Marcus Evans, who resigned as governor of the Trust last year, said Dr Bell’s situation “tells you everything you need to know about a threatening mindset that does not allow dissent”.
He continued: “Rather than take the concerns seriously they published a notice on the trust website questioning Dr Bell’s credentials to write the report. That’s why I resigned — I realised the trust management were not serious in wanting to open up and examine what was going on in this highly controversial service”.
a threatening mindset that does not allow dissent
His wife Sue, who had also worked at the clinic, said that last week’s High Court ruling to protect children from being given puberty blockers validated concerns she raised while there.

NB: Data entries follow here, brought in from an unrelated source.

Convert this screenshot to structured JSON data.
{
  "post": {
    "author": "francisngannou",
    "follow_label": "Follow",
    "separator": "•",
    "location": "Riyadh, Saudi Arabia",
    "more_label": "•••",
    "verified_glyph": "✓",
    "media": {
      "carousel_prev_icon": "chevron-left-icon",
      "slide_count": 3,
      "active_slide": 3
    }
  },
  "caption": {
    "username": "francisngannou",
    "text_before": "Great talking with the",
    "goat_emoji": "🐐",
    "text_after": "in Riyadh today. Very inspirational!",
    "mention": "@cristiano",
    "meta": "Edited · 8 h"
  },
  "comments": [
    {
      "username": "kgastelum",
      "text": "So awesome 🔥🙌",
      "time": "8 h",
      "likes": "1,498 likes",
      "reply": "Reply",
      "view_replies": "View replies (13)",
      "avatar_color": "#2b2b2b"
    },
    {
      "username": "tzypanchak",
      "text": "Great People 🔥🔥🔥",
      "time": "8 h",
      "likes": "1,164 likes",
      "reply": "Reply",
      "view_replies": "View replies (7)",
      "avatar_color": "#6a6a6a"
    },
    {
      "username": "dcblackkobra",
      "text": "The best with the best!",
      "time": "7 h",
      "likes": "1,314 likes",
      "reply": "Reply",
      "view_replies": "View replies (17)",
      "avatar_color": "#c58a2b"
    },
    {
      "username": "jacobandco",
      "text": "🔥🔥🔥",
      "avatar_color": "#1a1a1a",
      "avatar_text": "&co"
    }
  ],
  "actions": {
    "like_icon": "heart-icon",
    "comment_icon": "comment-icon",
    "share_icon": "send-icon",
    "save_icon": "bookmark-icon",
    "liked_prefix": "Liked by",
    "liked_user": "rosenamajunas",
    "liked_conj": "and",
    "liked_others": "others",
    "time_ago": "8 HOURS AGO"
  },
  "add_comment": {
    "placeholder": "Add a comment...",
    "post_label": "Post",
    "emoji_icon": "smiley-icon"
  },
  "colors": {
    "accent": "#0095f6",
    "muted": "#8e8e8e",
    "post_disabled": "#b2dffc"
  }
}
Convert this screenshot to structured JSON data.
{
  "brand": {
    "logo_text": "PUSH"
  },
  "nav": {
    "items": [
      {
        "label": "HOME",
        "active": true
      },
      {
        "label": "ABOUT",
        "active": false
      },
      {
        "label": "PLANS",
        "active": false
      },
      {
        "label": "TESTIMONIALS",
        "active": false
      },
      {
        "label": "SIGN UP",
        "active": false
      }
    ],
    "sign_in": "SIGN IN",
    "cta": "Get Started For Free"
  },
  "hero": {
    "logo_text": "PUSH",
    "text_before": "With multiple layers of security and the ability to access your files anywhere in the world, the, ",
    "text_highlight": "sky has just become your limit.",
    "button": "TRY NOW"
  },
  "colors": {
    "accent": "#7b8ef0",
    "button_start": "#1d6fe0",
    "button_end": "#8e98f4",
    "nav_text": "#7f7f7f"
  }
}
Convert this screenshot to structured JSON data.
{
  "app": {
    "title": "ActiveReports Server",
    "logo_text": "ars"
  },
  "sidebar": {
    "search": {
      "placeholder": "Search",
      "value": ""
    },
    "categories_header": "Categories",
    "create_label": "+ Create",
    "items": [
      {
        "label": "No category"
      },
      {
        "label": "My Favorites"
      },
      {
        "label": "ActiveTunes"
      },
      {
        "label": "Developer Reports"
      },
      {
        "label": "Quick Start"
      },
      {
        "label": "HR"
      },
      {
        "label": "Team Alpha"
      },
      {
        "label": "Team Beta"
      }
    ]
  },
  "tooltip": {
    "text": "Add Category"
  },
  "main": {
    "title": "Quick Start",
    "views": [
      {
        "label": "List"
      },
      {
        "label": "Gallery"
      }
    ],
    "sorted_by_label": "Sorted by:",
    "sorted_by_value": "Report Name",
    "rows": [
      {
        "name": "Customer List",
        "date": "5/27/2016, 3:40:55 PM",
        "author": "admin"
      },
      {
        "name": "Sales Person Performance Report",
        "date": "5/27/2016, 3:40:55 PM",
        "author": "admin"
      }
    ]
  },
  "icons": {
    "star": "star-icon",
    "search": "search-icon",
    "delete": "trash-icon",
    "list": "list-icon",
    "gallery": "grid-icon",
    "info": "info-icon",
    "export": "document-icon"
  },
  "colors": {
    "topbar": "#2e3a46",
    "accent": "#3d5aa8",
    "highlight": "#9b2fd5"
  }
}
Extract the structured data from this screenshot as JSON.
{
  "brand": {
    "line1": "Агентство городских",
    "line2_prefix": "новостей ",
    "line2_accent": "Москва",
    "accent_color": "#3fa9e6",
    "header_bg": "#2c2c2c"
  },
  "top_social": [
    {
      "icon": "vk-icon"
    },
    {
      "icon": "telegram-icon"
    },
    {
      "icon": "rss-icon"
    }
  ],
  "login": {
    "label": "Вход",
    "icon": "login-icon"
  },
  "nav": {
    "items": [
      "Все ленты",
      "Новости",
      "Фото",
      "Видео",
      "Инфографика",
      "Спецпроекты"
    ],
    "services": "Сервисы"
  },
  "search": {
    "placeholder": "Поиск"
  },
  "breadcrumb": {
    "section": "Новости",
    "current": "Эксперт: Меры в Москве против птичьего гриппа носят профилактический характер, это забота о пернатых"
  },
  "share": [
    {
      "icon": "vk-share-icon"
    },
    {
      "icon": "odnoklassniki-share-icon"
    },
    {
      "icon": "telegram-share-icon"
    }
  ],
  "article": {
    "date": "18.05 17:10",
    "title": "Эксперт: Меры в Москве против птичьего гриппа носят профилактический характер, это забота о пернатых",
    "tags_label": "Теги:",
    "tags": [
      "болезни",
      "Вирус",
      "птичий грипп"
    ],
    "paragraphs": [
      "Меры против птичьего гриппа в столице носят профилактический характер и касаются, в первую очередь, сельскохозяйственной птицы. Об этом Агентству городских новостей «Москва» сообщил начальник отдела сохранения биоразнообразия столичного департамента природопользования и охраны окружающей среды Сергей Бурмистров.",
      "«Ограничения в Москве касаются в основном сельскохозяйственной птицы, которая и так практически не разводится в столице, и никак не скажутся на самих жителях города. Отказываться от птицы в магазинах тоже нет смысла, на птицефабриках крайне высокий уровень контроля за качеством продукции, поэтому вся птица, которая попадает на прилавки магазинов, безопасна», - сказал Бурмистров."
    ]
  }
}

She said: “The real scandal is that the treatment pathway of children with gender dysphoria became ever more politicised, and moved away from high standards of clinical mental healthcare with good assessment and psychotherapeutic treatment.”
Last week, the NHS announced that the Tavistock and Portman Trust has “immediately suspended new referrals for puberty blockers and cross-sex hormones for the under-16s” in the wake of the High Court’s ruling.
the treatment pathway of children with gender dysphoria became ever more politicised
A spokesman said that in future such referrals “will only be permitted where a court specifically authorises it”.
High Court judges said that it was “highly unlikely” children 13 and under could ever genuinely consent to hormone blockers, and “very doubtful” 14 and 15 year olds could do so.